The story is told of the evangelist Dwight L. Moody, who, while preaching the gospel to a large crowd, had his own “Shimei” experience (for the story of Shimei, see 2 Samuel 16:5-13). A young, self-assured, know-it-all seminary student in the crowd began to publicly challenge the things that Moody, the veteran evangelist, was saying. This student rudely interrupted him several times and tried to trip him up. Eventually, Moody got fed up with the young man’s rude behavior and snapped at him. The evangelist, widely known as one of the world’s most eloquent communicators, used his gift with words to punish the young man, sharply putting him in his place. Thinking that the young man got what he deserved, the crowd showed their hearty approval of Moody’s response. Then, later in his talk, Moody stopped himself and said in front of them all:

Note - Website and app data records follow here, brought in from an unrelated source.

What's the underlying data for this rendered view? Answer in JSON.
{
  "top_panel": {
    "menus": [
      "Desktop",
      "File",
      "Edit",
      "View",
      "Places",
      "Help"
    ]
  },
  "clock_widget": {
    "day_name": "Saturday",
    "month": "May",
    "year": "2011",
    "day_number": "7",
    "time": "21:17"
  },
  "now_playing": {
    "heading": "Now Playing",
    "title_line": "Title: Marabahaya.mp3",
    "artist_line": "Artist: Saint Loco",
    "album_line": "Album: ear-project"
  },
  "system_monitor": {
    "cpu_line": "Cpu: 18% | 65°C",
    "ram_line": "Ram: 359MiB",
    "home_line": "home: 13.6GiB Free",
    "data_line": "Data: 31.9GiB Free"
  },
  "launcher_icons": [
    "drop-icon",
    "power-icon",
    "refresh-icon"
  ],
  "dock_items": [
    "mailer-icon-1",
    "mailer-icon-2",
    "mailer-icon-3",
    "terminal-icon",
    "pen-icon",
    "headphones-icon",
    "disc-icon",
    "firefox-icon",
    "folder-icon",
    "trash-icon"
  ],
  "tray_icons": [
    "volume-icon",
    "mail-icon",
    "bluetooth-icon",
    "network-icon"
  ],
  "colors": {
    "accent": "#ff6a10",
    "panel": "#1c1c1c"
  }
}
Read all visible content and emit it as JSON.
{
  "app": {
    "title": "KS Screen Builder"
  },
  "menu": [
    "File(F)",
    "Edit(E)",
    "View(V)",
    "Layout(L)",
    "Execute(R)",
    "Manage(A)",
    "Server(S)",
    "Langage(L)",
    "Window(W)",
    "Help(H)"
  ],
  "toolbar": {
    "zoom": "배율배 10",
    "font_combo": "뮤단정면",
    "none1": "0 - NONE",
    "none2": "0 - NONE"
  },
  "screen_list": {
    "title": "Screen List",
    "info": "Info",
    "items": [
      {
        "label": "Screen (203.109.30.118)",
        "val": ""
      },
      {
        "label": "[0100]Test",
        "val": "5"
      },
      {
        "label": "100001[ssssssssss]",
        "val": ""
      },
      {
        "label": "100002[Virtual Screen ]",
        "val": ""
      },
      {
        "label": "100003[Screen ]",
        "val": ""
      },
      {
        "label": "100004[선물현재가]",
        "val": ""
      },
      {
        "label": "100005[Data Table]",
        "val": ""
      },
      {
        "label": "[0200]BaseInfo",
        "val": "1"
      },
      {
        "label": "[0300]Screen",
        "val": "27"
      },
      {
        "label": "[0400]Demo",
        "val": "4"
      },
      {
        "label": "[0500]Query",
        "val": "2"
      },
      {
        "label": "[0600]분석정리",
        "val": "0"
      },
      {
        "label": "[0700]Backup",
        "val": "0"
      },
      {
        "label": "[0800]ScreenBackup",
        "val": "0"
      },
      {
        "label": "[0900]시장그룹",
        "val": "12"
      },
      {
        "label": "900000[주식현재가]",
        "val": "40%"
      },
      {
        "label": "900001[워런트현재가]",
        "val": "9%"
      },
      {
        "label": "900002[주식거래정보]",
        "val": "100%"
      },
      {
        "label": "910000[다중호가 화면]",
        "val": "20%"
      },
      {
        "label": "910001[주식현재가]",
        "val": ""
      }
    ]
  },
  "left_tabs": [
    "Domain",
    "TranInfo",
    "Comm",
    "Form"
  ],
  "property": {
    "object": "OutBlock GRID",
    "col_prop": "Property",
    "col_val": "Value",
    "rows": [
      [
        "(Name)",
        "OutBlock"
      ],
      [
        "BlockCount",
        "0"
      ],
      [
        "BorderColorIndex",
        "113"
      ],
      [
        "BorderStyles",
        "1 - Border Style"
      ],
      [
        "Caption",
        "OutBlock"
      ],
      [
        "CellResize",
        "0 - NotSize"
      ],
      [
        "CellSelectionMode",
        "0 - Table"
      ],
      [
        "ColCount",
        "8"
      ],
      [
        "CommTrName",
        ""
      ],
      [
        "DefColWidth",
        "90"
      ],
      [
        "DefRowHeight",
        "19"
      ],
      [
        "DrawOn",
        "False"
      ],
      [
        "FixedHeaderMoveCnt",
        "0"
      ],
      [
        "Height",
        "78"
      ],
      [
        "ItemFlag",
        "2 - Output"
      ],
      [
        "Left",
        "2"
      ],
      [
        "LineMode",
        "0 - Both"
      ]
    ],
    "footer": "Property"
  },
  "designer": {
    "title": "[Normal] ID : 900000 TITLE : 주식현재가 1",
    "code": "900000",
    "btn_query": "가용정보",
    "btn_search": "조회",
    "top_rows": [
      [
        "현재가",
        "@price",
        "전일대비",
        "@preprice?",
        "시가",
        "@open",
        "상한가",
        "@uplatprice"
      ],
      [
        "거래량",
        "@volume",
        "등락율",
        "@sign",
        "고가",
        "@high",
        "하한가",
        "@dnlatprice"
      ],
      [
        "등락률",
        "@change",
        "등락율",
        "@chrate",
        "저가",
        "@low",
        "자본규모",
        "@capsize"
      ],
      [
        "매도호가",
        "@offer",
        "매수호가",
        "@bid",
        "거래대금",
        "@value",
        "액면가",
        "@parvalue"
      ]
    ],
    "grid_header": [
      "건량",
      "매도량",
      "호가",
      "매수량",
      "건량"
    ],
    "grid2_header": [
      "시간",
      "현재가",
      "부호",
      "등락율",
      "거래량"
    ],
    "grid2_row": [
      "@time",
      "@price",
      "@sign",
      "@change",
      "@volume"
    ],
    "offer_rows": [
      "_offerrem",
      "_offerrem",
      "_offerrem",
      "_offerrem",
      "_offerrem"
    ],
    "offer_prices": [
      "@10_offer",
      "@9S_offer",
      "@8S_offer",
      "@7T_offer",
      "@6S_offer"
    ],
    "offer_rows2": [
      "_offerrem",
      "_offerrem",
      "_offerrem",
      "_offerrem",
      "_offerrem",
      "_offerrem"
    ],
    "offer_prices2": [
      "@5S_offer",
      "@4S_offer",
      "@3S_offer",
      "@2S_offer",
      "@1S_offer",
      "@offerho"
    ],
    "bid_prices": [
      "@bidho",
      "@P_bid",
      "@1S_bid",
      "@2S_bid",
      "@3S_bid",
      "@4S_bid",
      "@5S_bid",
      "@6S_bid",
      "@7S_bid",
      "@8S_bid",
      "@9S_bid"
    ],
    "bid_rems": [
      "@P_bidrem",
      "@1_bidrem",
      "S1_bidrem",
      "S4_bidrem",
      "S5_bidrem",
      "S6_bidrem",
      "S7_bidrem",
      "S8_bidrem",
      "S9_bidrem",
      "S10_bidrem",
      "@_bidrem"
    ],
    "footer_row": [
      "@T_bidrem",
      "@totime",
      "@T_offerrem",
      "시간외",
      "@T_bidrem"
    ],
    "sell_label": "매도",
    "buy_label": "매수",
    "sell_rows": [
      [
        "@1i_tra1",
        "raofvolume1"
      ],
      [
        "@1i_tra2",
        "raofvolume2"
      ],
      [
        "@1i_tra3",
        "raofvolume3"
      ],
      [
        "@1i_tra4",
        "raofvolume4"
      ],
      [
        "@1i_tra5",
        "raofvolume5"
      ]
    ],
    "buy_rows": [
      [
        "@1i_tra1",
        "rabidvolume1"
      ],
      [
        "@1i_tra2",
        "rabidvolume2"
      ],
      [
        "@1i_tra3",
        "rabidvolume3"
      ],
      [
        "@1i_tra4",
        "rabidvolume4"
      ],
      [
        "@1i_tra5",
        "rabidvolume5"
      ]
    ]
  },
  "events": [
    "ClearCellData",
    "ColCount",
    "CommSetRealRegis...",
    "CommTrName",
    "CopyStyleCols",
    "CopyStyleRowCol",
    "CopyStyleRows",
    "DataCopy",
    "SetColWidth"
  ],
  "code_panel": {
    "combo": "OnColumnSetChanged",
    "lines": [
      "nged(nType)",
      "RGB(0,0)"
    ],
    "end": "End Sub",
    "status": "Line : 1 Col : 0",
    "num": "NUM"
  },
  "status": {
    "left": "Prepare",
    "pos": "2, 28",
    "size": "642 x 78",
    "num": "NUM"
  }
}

“Friends, I have to confess before all of you that at the beginning of my meeting I gave a very foolish answer to my brother down here. I ask God to forgive me, and I ask him to forgive me.”
Moody demonstrated true leadership and greatness in that moment. Though guilty of the seemingly lesser sin, he became the first to repent and apologize. He, the one “in power,” valued his character and the young man in front of him more than he valued saving face. Though he could have said nothing and gone home satisfied that he had soundly defeated the young antagonist in their public standoff, he instead humbled himself and publicly apologized.
If Jesus, who never committed even the smallest offense, would humble himself and make himself nothing for our sakes; if Jesus would lose face in order to save face for us; if Jesus would allow himself to be exposed, criticized, despised and rejected in order to cover our shame and prove his great love for us, then it makes sense that we would want to follow in the footsteps of people like Dwight L. Moody and countless others by humbling ourselves when we are exposed for our shortcomings and sins. For although we are “worse than we think we are,” we are also, as Jack Miller also said, “more loved than we ever dared to hope.”
This article originally appeared here.